Grade school pupils almost all sat at desks in the 1920s, but in the Missouri University’s Laboratory Schools, I never sat at a desk or carried a heavy book bag. MU students in the School of Education were being taught to teach in the elementary and high "LAB" schools, and we were teams of children in chairs around tables learning together. Our books and supplies were provided by the reasonable tuition we paid.
Parents took their children to school and came for them at 4 p.m. "Hands on" learning was important. In the fourth grade, for example, we walked from College Avenue and Sixth Street to the Dorn-Cloney Laundry downtown. There were eight or 10 panel delivery trucks parked with their rear doors open to the sidewalk, ready for loading. Indoors we smelled the pungent naphtha soap and felt steam on our faces, we watched sweating people smooth bed sheets and table cloths between the big hot pads of the mangles and heard the bang when their foot pedals were released. We saw thick starch that made men’s shirt collars stiff, mountains of clothes to be washed, stacks of folded pressed things and racks of clothes on hangers. They gave teachers lots of price lists and blank tickets and receipts.
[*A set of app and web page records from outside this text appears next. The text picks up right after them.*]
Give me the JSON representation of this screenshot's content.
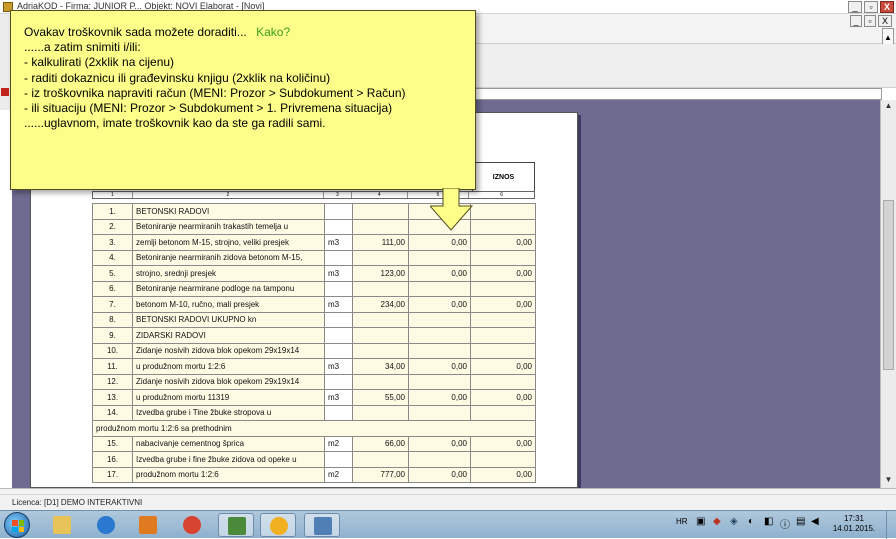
{
  "window": {
    "title": "AdriaKOD - Firma: JUNIOR P... Objekt: NOVI  Elaborat - [Novi]",
    "minimize_glyph": "_",
    "restore_glyph": "▫",
    "close_glyph": "X",
    "inner_scroll_up": "▲"
  },
  "tooltip": {
    "heading": "Ovakav troškovnik sada možete doraditi...",
    "link": "Kako?",
    "lines": [
      "......a zatim snimiti i/ili:",
      "- kalkulirati (2xklik na cijenu)",
      "- raditi dokaznicu ili građevinsku knjigu (2xklik na količinu)",
      "- iz troškovnika napraviti račun (MENI: Prozor > Subdokument > Račun)",
      "- ili situaciju (MENI: Prozor > Subdokument > 1. Privremena situacija)",
      "......uglavnom, imate troškovnik kao da ste ga radili sami."
    ],
    "bg_color": "#fdfe89",
    "link_color": "#3aa01e"
  },
  "table": {
    "header_amount": "IZNOS",
    "column_numbers": [
      "1",
      "2",
      "3",
      "4",
      "5",
      "6"
    ],
    "rows": [
      {
        "num": "1.",
        "desc": "BETONSKI RADOVI",
        "unit": "",
        "qty": "",
        "price": "",
        "total": ""
      },
      {
        "num": "2.",
        "desc": "Betoniranje nearmiranih trakastih temelja u",
        "unit": "",
        "qty": "",
        "price": "",
        "total": ""
      },
      {
        "num": "3.",
        "desc": "zemlji betonom M-15, strojno, veliki presjek",
        "unit": "m3",
        "qty": "111,00",
        "price": "0,00",
        "total": "0,00"
      },
      {
        "num": "4.",
        "desc": "Betoniranje nearmiranih zidova betonom M-15,",
        "unit": "",
        "qty": "",
        "price": "",
        "total": ""
      },
      {
        "num": "5.",
        "desc": "strojno, srednji presjek",
        "unit": "m3",
        "qty": "123,00",
        "price": "0,00",
        "total": "0,00"
      },
      {
        "num": "6.",
        "desc": "Betoniranje nearmirane podloge na tamponu",
        "unit": "",
        "qty": "",
        "price": "",
        "total": ""
      },
      {
        "num": "7.",
        "desc": "betonom M-10, ručno, mali presjek",
        "unit": "m3",
        "qty": "234,00",
        "price": "0,00",
        "total": "0,00"
      },
      {
        "num": "8.",
        "desc": "BETONSKI RADOVI UKUPNO kn",
        "unit": "",
        "qty": "",
        "price": "",
        "total": ""
      },
      {
        "num": "9.",
        "desc": "ZIDARSKI RADOVI",
        "unit": "",
        "qty": "",
        "price": "",
        "total": ""
      },
      {
        "num": "10.",
        "desc": "Zidanje nosivih zidova blok opekom 29x19x14",
        "unit": "",
        "qty": "",
        "price": "",
        "total": ""
      },
      {
        "num": "11.",
        "desc": "u produžnom mortu 1:2:6",
        "unit": "m3",
        "qty": "34,00",
        "price": "0,00",
        "total": "0,00"
      },
      {
        "num": "12.",
        "desc": "Zidanje nosivih zidova blok opekom 29x19x14",
        "unit": "",
        "qty": "",
        "price": "",
        "total": ""
      },
      {
        "num": "13.",
        "desc": "u produžnom mortu 11319",
        "unit": "m3",
        "qty": "55,00",
        "price": "0,00",
        "total": "0,00"
      },
      {
        "num": "14.",
        "desc": "Izvedba grube i   Tine žbuke stropova u",
        "unit": "",
        "qty": "",
        "price": "",
        "total": ""
      },
      {
        "continuation": "produžnom mortu 1:2:6 sa prethodnim"
      },
      {
        "num": "15.",
        "desc": "nabacivanje cementnog šprica",
        "unit": "m2",
        "qty": "66,00",
        "price": "0,00",
        "total": "0,00"
      },
      {
        "num": "16.",
        "desc": "Izvedba grube i  fine žbuke zidova od opeke u",
        "unit": "",
        "qty": "",
        "price": "",
        "total": ""
      },
      {
        "num": "17.",
        "desc": "produžnom mortu 1:2:6",
        "unit": "m2",
        "qty": "777,00",
        "price": "0,00",
        "total": "0,00"
      }
    ]
  },
  "statusbar": {
    "text": "Licenca: [D1] DEMO INTERAKTIVNI"
  },
  "taskbar": {
    "apps": [
      {
        "name": "windows-explorer-icon",
        "color": "#e8c35a"
      },
      {
        "name": "internet-explorer-icon",
        "color": "#2a78d0"
      },
      {
        "name": "media-player-icon",
        "color": "#e07a20"
      },
      {
        "name": "chrome-icon",
        "color": "#d8432f"
      },
      {
        "name": "adriakod-icon",
        "color": "#4a8a3a"
      },
      {
        "name": "sun-app-icon",
        "color": "#f0b020"
      },
      {
        "name": "network-app-icon",
        "color": "#4f7fb5"
      }
    ],
    "language": "HR",
    "time": "17:31",
    "date": "14.01.2015."
  }
}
What did we learn from the Dorn-Cloney visit? For weeks we applied the laundry experience to history, arithmetic, and English. We kept books, made change, gave oral and written reports. Other visits were to White Eagle Dairy, Columbia Savings Bank, the Herald Statesman newspaper, Hamilton Brown Shoe Factory and Columbia Ice Plant.
Being part of the University of Missouri those 12 years gave us unusual opportunities because student teachers helped to teach us; they were backed up by "role-model" permanent staff. Who could possibly forget Mary Jesse, Miss Elizabeth Burrell, Caroline Hartwig, Dr. H.Y. Moffett, Mrs. Fanny Bardlemeier or Mrs. Virginia Symms?
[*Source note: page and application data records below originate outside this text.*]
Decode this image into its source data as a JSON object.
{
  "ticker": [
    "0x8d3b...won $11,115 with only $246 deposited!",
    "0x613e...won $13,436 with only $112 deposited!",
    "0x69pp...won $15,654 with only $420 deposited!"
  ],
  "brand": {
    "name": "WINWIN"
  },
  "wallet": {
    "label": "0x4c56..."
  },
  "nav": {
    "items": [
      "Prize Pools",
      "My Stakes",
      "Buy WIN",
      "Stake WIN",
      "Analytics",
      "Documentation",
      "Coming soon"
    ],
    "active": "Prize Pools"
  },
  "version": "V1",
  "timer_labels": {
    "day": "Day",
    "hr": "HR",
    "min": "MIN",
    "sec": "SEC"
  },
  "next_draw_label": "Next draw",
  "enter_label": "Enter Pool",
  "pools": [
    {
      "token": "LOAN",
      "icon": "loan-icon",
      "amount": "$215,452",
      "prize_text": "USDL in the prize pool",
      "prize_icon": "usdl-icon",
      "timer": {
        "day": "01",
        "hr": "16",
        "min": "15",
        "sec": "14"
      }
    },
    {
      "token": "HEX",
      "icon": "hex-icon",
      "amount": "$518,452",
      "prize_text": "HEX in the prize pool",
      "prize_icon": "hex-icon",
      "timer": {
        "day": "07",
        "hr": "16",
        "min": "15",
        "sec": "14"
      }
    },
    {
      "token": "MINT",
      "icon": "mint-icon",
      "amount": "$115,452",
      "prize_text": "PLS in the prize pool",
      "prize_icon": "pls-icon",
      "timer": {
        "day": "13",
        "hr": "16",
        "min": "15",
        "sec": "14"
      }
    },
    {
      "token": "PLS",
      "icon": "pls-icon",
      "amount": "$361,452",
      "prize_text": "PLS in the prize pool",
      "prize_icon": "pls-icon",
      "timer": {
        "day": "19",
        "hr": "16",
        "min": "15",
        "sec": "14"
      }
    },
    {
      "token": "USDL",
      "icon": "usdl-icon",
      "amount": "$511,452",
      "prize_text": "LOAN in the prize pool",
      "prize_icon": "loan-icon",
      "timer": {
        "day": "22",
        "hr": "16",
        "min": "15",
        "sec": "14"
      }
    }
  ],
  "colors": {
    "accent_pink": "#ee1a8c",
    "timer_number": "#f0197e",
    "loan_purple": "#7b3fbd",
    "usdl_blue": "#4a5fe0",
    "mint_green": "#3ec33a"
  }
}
Jolly superintendent Dr. Ralph Watkins said, "Running up the stairs is good exercise, as long as it doesn’t disturb anyone." So we took the steps two at a time, quietly. When I was sent to Dr. Charles Butler’s office, he began to talk as old friends and he forgot that I had been sent there!
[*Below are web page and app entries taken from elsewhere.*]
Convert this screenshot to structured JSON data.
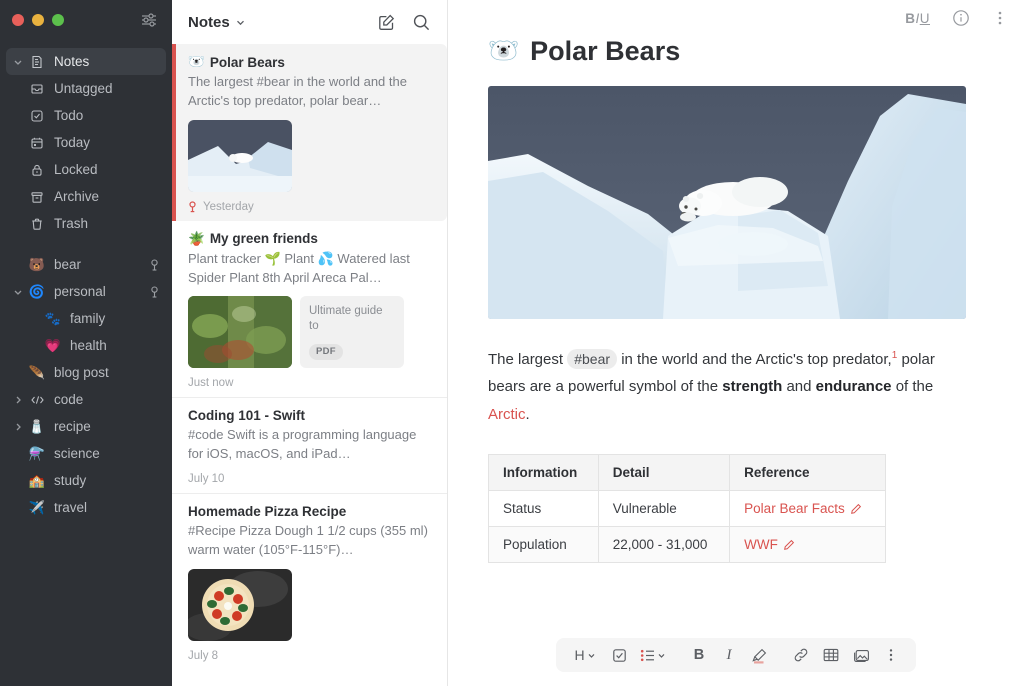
{
  "window": {
    "traffic_lights": [
      {
        "name": "close",
        "color": "#e8605a"
      },
      {
        "name": "minimize",
        "color": "#e9b23f"
      },
      {
        "name": "zoom",
        "color": "#5cc04c"
      }
    ],
    "filter_icon": "sliders-icon"
  },
  "sidebar": {
    "background": "#2e3136",
    "items": [
      {
        "label": "Notes",
        "icon": "note-icon",
        "indent": 0,
        "chevron": "down",
        "selected": true,
        "pinned": false
      },
      {
        "label": "Untagged",
        "icon": "inbox-icon",
        "indent": 1,
        "chevron": "",
        "selected": false,
        "pinned": false
      },
      {
        "label": "Todo",
        "icon": "checkbox-icon",
        "indent": 1,
        "chevron": "",
        "selected": false,
        "pinned": false
      },
      {
        "label": "Today",
        "icon": "calendar-icon",
        "indent": 1,
        "chevron": "",
        "selected": false,
        "pinned": false
      },
      {
        "label": "Locked",
        "icon": "lock-icon",
        "indent": 1,
        "chevron": "",
        "selected": false,
        "pinned": false
      },
      {
        "label": "Archive",
        "icon": "archive-icon",
        "indent": 1,
        "chevron": "",
        "selected": false,
        "pinned": false
      },
      {
        "label": "Trash",
        "icon": "trash-icon",
        "indent": 1,
        "chevron": "",
        "selected": false,
        "pinned": false
      }
    ],
    "tags": [
      {
        "label": "bear",
        "emoji": "🐻",
        "indent": 0,
        "chevron": "",
        "pinned": true
      },
      {
        "label": "personal",
        "emoji": "🌀",
        "indent": 0,
        "chevron": "down",
        "pinned": true
      },
      {
        "label": "family",
        "emoji": "🐾",
        "indent": 1,
        "chevron": "",
        "pinned": false
      },
      {
        "label": "health",
        "emoji": "💗",
        "indent": 1,
        "chevron": "",
        "pinned": false
      },
      {
        "label": "blog post",
        "emoji": "🪶",
        "indent": 0,
        "chevron": "",
        "pinned": false
      },
      {
        "label": "code",
        "emoji": "",
        "indent": 0,
        "chevron": "right",
        "pinned": false,
        "icon": "code-icon"
      },
      {
        "label": "recipe",
        "emoji": "🧂",
        "indent": 0,
        "chevron": "right",
        "pinned": false
      },
      {
        "label": "science",
        "emoji": "⚗️",
        "indent": 0,
        "chevron": "",
        "pinned": false
      },
      {
        "label": "study",
        "emoji": "🏫",
        "indent": 0,
        "chevron": "",
        "pinned": false
      },
      {
        "label": "travel",
        "emoji": "✈️",
        "indent": 0,
        "chevron": "",
        "pinned": false
      }
    ]
  },
  "notelist": {
    "title": "Notes",
    "title_chevron": "chevron-down-icon",
    "compose_icon": "compose-icon",
    "search_icon": "search-icon",
    "notes": [
      {
        "emoji": "🐻‍❄️",
        "title": "Polar Bears",
        "preview": "The largest #bear in the world and the Arctic's top predator, polar bear…",
        "meta": "Yesterday",
        "pinned": true,
        "selected": true,
        "thumb": "polar-bear-photo",
        "attachment": null
      },
      {
        "emoji": "🪴",
        "title": "My green friends",
        "preview": "Plant tracker 🌱 Plant 💦 Watered last Spider Plant 8th April Areca Pal…",
        "meta": "Just now",
        "pinned": false,
        "selected": false,
        "thumb": "plants-photo",
        "attachment": {
          "title": "Ultimate guide to",
          "badge": "PDF"
        }
      },
      {
        "emoji": "",
        "title": "Coding 101 - Swift",
        "preview": "#code Swift is a programming language for iOS, macOS, and iPad…",
        "meta": "July 10",
        "pinned": false,
        "selected": false,
        "thumb": null,
        "attachment": null
      },
      {
        "emoji": "",
        "title": "Homemade Pizza Recipe",
        "preview": "#Recipe Pizza Dough 1 1/2 cups (355 ml) warm water (105°F-115°F)…",
        "meta": "July 8",
        "pinned": false,
        "selected": false,
        "thumb": "pizza-photo",
        "attachment": null
      }
    ]
  },
  "editor": {
    "toolbar": {
      "style_label_b": "B",
      "style_label_i": "I",
      "style_label_u": "U",
      "info_icon": "info-icon",
      "more_icon": "more-vertical-icon"
    },
    "title_emoji": "🐻‍❄️",
    "title": "Polar Bears",
    "hero_image": "polar-bear-on-ice-photo",
    "paragraph": {
      "p1": "The largest",
      "tag": "#bear",
      "p2": "in the world and the Arctic's top predator,",
      "footnote": "1",
      "p3": "polar bears are a powerful symbol of the",
      "bold1": "strength",
      "p4": "and",
      "bold2": "endurance",
      "p5": "of the",
      "link": "Arctic",
      "p6": "."
    },
    "table": {
      "headers": [
        "Information",
        "Detail",
        "Reference"
      ],
      "rows": [
        {
          "information": "Status",
          "detail": "Vulnerable",
          "reference": "Polar Bear Facts"
        },
        {
          "information": "Population",
          "detail": "22,000 - 31,000",
          "reference": "WWF"
        }
      ]
    },
    "format_bar": [
      {
        "name": "heading-dropdown",
        "label": "H",
        "chevron": true
      },
      {
        "name": "checklist-icon",
        "label": "",
        "chevron": false
      },
      {
        "name": "list-dropdown",
        "label": "",
        "chevron": true
      },
      {
        "name": "bold-button",
        "label": "B",
        "chevron": false
      },
      {
        "name": "italic-button",
        "label": "I",
        "chevron": false
      },
      {
        "name": "highlight-icon",
        "label": "",
        "chevron": false
      },
      {
        "name": "link-icon",
        "label": "",
        "chevron": false
      },
      {
        "name": "table-icon",
        "label": "",
        "chevron": false
      },
      {
        "name": "image-icon",
        "label": "",
        "chevron": false
      },
      {
        "name": "more-vertical-icon",
        "label": "",
        "chevron": false
      }
    ]
  },
  "colors": {
    "accent_red": "#d9534f",
    "sidebar_bg": "#2e3136",
    "selected_row": "#3c4046"
  }
}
In high school, we girls could choose swimming; we ran two blocks to McKee Gymnasium’s pool - in winter, our hair froze icicles below our caps on the return. There was no pool for men at that time. U-High fellows and girls used MU gyms, fields and athletic equipment. In track, I learned to throw the javelin.
Lab School schedules corresponded to the university’s, but a county superintendent set schedules for country grade-school kids. Once when I visited Turner School, a woman taught a room full of pupils ages 6 to 14. Everyone had to be quiet while anyone was "reciting." One teacher dealt with all ages, all grades and all topics. Older students coached the younger ones in reading and arithmetic at the back of the room. There was no other adult present, no telephone, no electricity. We drank from a dipper and bucket and went down a path to the "bath."
At 4 o’clock I was glad when the teacher picked up her big, brass bell and made it roar. I immediately got up saying, "Ida Johnson, I see your bare toes sticking out through those ragged tennis shoes!" Was I embarrassed! Everybody else sat quietly at their desks, waiting until the teacher said: "Rise....Pass!"
MU Lab School is a thing of the past - but loved and not forgotten.